When I was revising the query for my first novel, I wanted to beef up my bio section, so I joined the Society of Children’s Book Writers and Illustrators, SCBWI. When I say “joined” I really mean that I just paid the dues and got to name drop them into my query. A few months later, I attended the regional SCBWI conference. I didn’t know anyone, and usually I’m fine with sitting by myself, but I figured this was an entire conference room full of people I could walk up to and have something in common to talk about. So I scanned the faces and made my way to two nice-looking people. I can’t remember the exact words I said, but it was something to the effect of, “Can I sit with you? We look like some of the youngest people here, so we should band together.” Joanne and Jessica have been my friends ever since. (And they still joke about when I approached them that first time.)

I was in luck because they knew a lot of other writers in the area, who have also become my friends. Through SCBWI, I meet more local writers every time I attend an event. Now, my writing community doesn’t just exist online. I see my local writer friends about once a month, and we can talk about things you just can’t talk about online.

(One more plug for SCBWI: writers from all stages of the process, from just wanting to be a writer to being a NYT best-selling author, are welcome in SCBWI, and you can meet all of them at your local events.)

My writer friends, both online and local, give me strength to keep going when my motivation is low. They keep me accountable by asking about my progress on a certain project, and they understand the highs and lows of publishing.

So, how do you get writer friends?

How did you get your writer friends?

Review: Maybe Today by Butler/Freeman

MaybeTodayProduct Details
Title: Maybe Today
Authors: Emily Belle Freeman, David Butler
Publisher: Ensign Peak
Retail Price: $15.99
Page Count: 120
Format: Hardcover
ISBN: 9781629720388
On Sale: September 8, 2015
Preorder now!

From the Publisher:

Just one of those days…

The kind of day that hints toward disappointment, discouragement, and the possibility of failure.

Maybe you are facing tasks that seem beyond your ability to accomplish, or a stack of things left undone.

Or perhaps today holds unexpected adventure, filling your heart with the anticipation of good things to come.

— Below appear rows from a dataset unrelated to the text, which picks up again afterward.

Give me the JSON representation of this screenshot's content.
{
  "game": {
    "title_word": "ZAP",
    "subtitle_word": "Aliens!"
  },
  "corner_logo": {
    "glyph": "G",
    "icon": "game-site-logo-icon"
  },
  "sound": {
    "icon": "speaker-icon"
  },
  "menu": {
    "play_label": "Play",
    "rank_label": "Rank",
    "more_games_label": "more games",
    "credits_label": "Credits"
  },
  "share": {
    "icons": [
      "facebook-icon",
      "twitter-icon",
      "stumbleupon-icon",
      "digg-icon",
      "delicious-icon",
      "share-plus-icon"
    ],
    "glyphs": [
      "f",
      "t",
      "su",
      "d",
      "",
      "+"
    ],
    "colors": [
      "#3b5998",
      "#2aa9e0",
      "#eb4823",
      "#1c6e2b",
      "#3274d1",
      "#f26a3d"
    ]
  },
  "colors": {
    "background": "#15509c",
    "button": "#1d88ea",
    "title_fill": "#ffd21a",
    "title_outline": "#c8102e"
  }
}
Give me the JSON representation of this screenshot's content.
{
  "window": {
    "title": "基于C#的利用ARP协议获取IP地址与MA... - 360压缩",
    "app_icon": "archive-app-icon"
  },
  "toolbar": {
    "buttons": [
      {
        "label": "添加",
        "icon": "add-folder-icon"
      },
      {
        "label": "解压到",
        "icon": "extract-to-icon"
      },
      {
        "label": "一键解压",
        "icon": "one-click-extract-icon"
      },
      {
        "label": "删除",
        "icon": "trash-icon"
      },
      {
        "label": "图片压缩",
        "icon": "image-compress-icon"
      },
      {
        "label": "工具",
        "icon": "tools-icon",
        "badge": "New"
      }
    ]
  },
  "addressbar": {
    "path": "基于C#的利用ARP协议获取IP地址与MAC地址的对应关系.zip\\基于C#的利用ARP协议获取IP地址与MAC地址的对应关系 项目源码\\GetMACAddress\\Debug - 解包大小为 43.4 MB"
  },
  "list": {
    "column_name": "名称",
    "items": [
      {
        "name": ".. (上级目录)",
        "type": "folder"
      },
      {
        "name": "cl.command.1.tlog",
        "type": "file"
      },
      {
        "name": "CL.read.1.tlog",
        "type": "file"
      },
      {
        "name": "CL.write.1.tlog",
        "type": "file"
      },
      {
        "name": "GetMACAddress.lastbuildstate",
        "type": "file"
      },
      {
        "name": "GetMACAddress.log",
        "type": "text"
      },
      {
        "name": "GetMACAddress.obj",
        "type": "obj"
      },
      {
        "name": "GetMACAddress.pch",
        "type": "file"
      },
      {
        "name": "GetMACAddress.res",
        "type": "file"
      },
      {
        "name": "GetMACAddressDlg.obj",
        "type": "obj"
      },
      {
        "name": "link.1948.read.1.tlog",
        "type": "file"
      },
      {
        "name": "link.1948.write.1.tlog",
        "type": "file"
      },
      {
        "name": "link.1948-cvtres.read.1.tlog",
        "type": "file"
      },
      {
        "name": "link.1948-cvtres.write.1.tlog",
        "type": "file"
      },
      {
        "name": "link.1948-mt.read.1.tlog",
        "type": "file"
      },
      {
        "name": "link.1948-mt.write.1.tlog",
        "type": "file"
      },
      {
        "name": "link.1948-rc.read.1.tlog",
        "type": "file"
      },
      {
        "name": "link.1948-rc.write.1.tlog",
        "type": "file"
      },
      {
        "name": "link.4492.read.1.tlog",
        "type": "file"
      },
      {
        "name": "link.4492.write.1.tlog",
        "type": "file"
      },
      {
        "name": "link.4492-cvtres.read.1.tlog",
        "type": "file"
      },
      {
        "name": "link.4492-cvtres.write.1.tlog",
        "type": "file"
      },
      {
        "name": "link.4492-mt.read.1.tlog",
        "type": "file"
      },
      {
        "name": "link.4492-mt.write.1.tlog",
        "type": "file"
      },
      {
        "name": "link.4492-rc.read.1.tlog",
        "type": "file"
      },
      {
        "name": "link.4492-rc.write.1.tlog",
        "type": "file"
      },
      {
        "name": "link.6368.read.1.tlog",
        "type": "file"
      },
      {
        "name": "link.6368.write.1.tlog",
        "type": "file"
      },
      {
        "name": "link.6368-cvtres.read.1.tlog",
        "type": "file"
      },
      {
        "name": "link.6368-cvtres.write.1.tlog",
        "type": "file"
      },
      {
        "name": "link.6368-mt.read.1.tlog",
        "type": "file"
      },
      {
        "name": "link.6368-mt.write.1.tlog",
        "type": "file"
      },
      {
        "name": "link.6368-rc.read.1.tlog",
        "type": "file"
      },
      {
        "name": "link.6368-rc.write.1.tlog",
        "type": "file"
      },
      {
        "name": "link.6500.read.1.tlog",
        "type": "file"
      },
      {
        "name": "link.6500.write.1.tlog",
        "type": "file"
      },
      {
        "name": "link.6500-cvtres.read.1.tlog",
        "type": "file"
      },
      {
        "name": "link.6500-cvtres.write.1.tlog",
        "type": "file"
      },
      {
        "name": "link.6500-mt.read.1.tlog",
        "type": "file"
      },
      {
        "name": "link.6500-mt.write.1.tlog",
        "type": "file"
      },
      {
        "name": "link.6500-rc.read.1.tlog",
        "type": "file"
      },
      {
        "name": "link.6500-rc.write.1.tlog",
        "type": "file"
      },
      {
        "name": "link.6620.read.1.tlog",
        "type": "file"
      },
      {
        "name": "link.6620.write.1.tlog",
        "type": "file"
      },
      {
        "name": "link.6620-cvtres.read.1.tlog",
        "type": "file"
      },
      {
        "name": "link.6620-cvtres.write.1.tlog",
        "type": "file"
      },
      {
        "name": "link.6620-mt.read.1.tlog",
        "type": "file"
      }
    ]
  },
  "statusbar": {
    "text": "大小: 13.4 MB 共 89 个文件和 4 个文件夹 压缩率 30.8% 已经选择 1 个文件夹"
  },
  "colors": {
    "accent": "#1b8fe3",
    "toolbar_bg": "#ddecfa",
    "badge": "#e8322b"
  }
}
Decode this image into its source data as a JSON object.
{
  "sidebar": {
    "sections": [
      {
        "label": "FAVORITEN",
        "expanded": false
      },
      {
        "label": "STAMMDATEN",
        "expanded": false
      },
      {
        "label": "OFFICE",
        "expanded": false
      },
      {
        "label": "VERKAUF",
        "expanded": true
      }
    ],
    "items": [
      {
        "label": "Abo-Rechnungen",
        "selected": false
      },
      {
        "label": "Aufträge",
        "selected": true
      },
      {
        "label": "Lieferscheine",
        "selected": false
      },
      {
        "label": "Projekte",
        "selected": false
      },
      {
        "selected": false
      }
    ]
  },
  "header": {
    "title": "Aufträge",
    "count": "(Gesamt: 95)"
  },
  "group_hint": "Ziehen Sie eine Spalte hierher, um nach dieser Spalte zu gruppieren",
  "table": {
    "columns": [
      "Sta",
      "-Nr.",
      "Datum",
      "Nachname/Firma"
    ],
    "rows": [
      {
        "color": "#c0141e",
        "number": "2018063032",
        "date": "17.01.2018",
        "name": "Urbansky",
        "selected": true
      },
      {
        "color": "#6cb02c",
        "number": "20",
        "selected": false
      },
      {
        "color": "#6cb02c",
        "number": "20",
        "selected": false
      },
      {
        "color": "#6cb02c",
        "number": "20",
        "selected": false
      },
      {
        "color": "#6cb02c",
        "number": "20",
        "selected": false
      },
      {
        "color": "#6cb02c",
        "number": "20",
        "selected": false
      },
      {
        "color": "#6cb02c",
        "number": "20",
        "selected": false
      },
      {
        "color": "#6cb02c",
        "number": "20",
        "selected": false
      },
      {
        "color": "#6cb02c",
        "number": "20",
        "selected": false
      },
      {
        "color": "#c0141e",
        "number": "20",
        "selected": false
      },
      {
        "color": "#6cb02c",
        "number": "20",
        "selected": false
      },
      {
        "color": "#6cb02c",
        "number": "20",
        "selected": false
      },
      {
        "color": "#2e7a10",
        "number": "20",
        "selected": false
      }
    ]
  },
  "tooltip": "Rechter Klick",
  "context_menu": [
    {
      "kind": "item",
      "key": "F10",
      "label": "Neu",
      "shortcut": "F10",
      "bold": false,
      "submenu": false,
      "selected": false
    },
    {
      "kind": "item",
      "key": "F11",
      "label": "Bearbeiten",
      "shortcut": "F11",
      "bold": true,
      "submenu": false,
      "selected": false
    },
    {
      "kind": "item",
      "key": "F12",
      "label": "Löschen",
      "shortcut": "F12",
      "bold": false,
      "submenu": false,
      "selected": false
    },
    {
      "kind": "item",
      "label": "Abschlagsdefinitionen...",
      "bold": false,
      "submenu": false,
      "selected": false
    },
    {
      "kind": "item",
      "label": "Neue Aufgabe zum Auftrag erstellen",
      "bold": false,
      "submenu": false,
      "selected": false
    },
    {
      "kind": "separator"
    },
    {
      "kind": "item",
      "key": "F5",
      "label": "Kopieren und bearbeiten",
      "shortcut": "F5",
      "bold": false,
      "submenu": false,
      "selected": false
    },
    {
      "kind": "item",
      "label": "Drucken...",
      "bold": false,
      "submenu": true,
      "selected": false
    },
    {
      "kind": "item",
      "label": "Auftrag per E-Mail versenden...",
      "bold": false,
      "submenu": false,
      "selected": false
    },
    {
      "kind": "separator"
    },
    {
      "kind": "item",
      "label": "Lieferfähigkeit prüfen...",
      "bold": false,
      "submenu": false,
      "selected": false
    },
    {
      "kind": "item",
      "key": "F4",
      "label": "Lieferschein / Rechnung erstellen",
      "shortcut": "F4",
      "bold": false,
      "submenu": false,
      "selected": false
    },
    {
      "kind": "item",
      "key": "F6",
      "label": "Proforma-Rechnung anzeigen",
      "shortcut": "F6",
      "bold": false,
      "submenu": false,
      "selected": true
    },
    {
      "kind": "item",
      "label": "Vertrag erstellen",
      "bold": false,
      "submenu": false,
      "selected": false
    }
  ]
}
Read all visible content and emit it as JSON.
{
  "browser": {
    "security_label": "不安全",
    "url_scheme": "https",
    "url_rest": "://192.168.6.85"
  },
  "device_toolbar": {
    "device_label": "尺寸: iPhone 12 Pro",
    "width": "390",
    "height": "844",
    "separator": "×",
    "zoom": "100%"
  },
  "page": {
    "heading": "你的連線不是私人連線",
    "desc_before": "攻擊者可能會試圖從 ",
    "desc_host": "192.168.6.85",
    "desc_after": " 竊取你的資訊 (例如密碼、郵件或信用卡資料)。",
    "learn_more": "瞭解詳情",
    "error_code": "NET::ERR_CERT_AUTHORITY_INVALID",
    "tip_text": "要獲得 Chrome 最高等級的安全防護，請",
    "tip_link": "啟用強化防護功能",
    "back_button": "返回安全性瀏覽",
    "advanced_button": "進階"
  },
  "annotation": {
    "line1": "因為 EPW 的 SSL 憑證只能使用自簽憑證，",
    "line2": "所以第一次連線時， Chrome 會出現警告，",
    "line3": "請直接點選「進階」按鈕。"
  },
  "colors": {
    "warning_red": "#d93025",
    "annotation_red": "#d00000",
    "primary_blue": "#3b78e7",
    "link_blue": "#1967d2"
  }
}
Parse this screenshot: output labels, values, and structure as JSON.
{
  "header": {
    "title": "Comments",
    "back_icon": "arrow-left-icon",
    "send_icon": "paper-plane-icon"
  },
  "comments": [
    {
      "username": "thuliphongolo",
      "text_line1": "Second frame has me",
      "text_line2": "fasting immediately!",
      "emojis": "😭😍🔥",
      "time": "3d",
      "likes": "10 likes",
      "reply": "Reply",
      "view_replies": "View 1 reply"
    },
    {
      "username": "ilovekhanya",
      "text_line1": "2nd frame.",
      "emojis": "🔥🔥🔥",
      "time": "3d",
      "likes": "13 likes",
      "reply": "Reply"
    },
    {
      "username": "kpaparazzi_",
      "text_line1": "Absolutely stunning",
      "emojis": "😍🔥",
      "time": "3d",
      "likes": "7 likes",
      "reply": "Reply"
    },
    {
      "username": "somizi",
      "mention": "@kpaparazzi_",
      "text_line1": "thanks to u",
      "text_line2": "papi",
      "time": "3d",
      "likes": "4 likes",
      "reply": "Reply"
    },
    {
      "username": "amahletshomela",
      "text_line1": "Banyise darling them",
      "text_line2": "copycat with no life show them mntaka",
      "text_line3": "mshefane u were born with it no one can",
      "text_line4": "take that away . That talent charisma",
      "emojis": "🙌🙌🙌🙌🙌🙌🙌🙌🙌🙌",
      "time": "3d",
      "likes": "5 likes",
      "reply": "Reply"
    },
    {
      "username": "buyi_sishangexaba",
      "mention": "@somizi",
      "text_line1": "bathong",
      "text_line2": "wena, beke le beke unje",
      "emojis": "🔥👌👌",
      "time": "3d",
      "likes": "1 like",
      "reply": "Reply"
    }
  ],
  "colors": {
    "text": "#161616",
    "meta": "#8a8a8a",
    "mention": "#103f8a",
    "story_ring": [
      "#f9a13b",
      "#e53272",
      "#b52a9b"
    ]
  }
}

Or maybe today you found yourself weary from waiting on the Lord or in need of courage to face the unknown.

Yes, it’s quite possible that this day is one of those.

But maybe today could be different.

What does your soul need? What do you long for? This path that you are on, where is it taking you? How do you fill your unscheduled moments? Is your heart content? Perhaps you feel as if you are missing something. If you want life to satisfy your soul, you have to start living the soul-satisfying life.

Maybe Today describes five holy patterns that, when lived daily, will lead to the soul-satisfying life.

  • Tilt Your Soul
  • Let Down Your Bucket
  • Tune Your Heart
  • Take Off Your Shoes
  • Be All In

In this art-filled piece, the authors create a masterful collection of thoughts and ideas surrounding Jesus Christ being that link to a soul-satisfying life. With the beauty of photography and words from some of the most inspirational individuals, dip into the spiritual pool.

My Review:

I love it when something simple comes along and changes your life. Like this little book. Through quotes and stories, this book encourages you to focus on the principles of prayer, reading scripture, service, gratitude, and commitment to live a “soul-satisfying life”.

I was excited to see another title coming out from Emily Belle Freeman. I reviewed her books Celebrating A Christ-Centered Christmas and Celebrating a Christ-Centered Easter and loved both of them. They put more meaning into my family’s celebrations of those holidays, and now Maybe Today has put more meaning into my every-day living.

Maybe Today reminded me that happiness has more to do with what’s going on inside of me than the outside. I need that reminder every few months or so. Who do you know that’s in need of that reminder? Are you? Go forth and read.

Emily Belle Freeman & David Butler